Your objective = From the data below, repeat everything exactly except the images.

Material for this task =
↓↓↓
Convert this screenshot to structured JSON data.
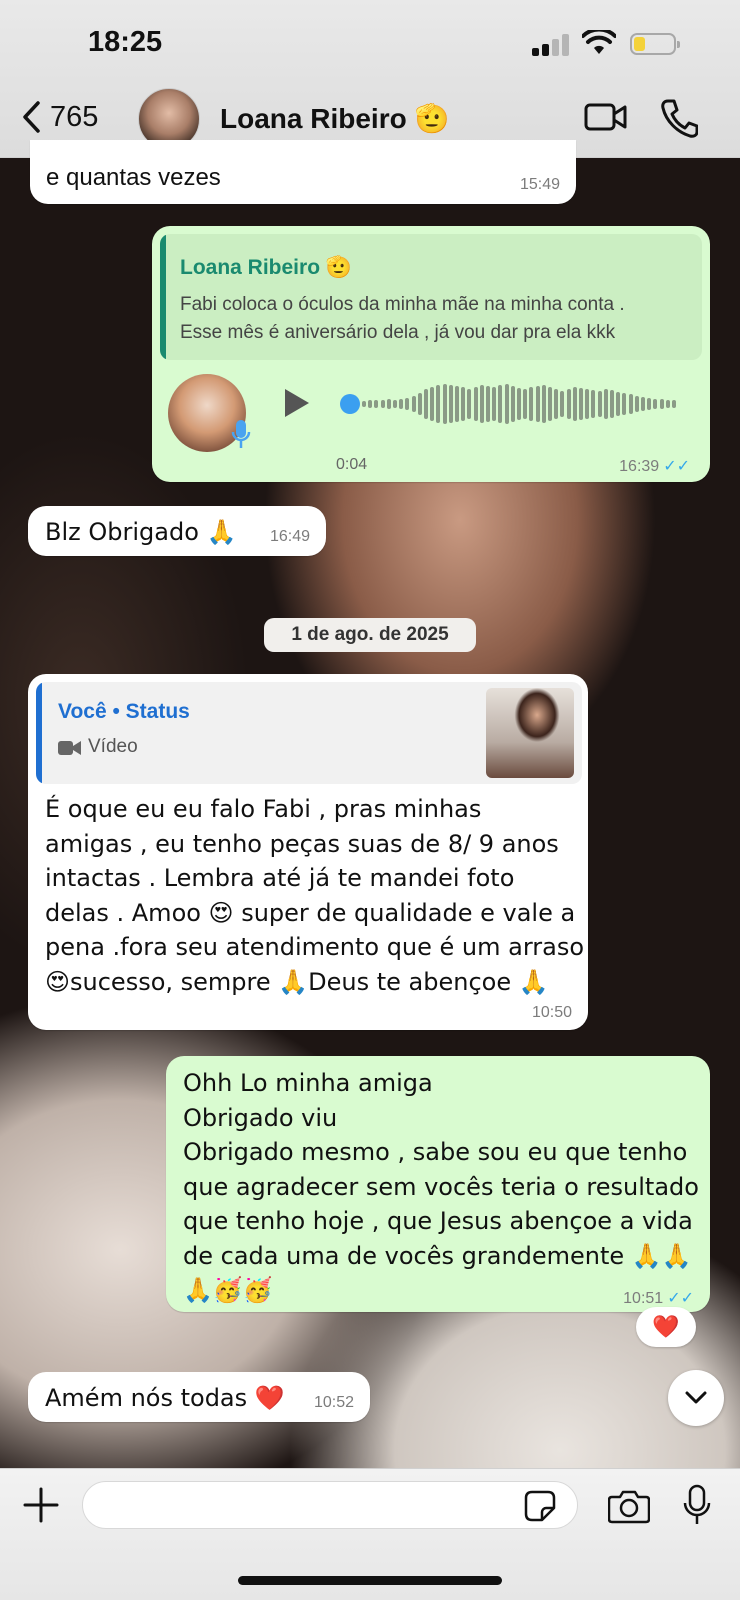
{
  "status_bar": {
    "time": "18:25"
  },
  "header": {
    "back_count": "765",
    "contact_name": "Loana Ribeiro 🫡"
  },
  "messages": {
    "m1": {
      "text": "e quantas vezes",
      "time": "15:49"
    },
    "m2": {
      "quote_author": "Loana Ribeiro 🫡",
      "quote_line1": "Fabi coloca o óculos da minha mãe na minha conta .",
      "quote_line2": "Esse mês é aniversário dela , já vou dar pra ela kkk",
      "duration": "0:04",
      "time": "16:39",
      "ticks": "✓✓"
    },
    "m3": {
      "text": "Blz Obrigado 🙏",
      "time": "16:49"
    },
    "date_separator": "1 de ago. de 2025",
    "m4": {
      "quote_author": "Você • Status",
      "quote_type": "Vídeo",
      "lines": [
        "É oque  eu eu falo Fabi , pras minhas",
        "amigas , eu tenho peças suas de 8/ 9 anos",
        "intactas . Lembra até já te mandei foto",
        "delas . Amoo 😍 super de qualidade e vale a",
        "pena .fora seu atendimento que é um arraso",
        "😍sucesso, sempre 🙏Deus te abençoe 🙏"
      ],
      "time": "10:50"
    },
    "m5": {
      "lines": [
        "Ohh Lo minha amiga",
        "Obrigado viu",
        "Obrigado mesmo , sabe sou eu que tenho",
        "que agradecer sem vocês teria o resultado",
        "que tenho hoje , que Jesus abençoe a vida",
        "de cada uma de vocês grandemente 🙏🙏",
        "🙏🥳🥳"
      ],
      "time": "10:51",
      "ticks": "✓✓",
      "reaction": "❤️"
    },
    "m6": {
      "text": "Amém nós todas ❤️",
      "time": "10:52"
    }
  },
  "composer": {
    "placeholder": "",
    "value": ""
  },
  "colors": {
    "incoming_bubble": "#ffffff",
    "outgoing_bubble": "#d9fbd0",
    "quote_green": "#1a8a6f",
    "quote_blue": "#1f6fd1",
    "read_ticks": "#34a8ea"
  },
  "icons": [
    "chevron-left-icon",
    "video-camera-icon",
    "phone-icon",
    "play-icon",
    "microphone-icon",
    "video-icon",
    "chevron-down-icon",
    "plus-icon",
    "sticker-icon",
    "camera-icon"
  ]
}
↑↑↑
Solution for this task =
Convert this screenshot to structured JSON data.
{
  "status_bar": {
    "time": "18:25"
  },
  "header": {
    "back_count": "765",
    "contact_name": "Loana Ribeiro 🫡"
  },
  "messages": {
    "m1": {
      "text": "e quantas vezes",
      "time": "15:49"
    },
    "m2": {
      "quote_author": "Loana Ribeiro 🫡",
      "quote_line1": "Fabi coloca o óculos da minha mãe na minha conta .",
      "quote_line2": "Esse mês é aniversário dela , já vou dar pra ela kkk",
      "duration": "0:04",
      "time": "16:39",
      "ticks": "✓✓"
    },
    "m3": {
      "text": "Blz Obrigado 🙏",
      "time": "16:49"
    },
    "date_separator": "1 de ago. de 2025",
    "m4": {
      "quote_author": "Você • Status",
      "quote_type": "Vídeo",
      "lines": [
        "É oque  eu eu falo Fabi , pras minhas",
        "amigas , eu tenho peças suas de 8/ 9 anos",
        "intactas . Lembra até já te mandei foto",
        "delas . Amoo 😍 super de qualidade e vale a",
        "pena .fora seu atendimento que é um arraso",
        "😍sucesso, sempre 🙏Deus te abençoe 🙏"
      ],
      "time": "10:50"
    },
    "m5": {
      "lines": [
        "Ohh Lo minha amiga",
        "Obrigado viu",
        "Obrigado mesmo , sabe sou eu que tenho",
        "que agradecer sem vocês teria o resultado",
        "que tenho hoje , que Jesus abençoe a vida",
        "de cada uma de vocês grandemente 🙏🙏",
        "🙏🥳🥳"
      ],
      "time": "10:51",
      "ticks": "✓✓",
      "reaction": "❤️"
    },
    "m6": {
      "text": "Amém nós todas ❤️",
      "time": "10:52"
    }
  },
  "composer": {
    "placeholder": "",
    "value": ""
  },
  "colors": {
    "incoming_bubble": "#ffffff",
    "outgoing_bubble": "#d9fbd0",
    "quote_green": "#1a8a6f",
    "quote_blue": "#1f6fd1",
    "read_ticks": "#34a8ea"
  },
  "icons": [
    "chevron-left-icon",
    "video-camera-icon",
    "phone-icon",
    "play-icon",
    "microphone-icon",
    "video-icon",
    "chevron-down-icon",
    "plus-icon",
    "sticker-icon",
    "camera-icon"
  ]
}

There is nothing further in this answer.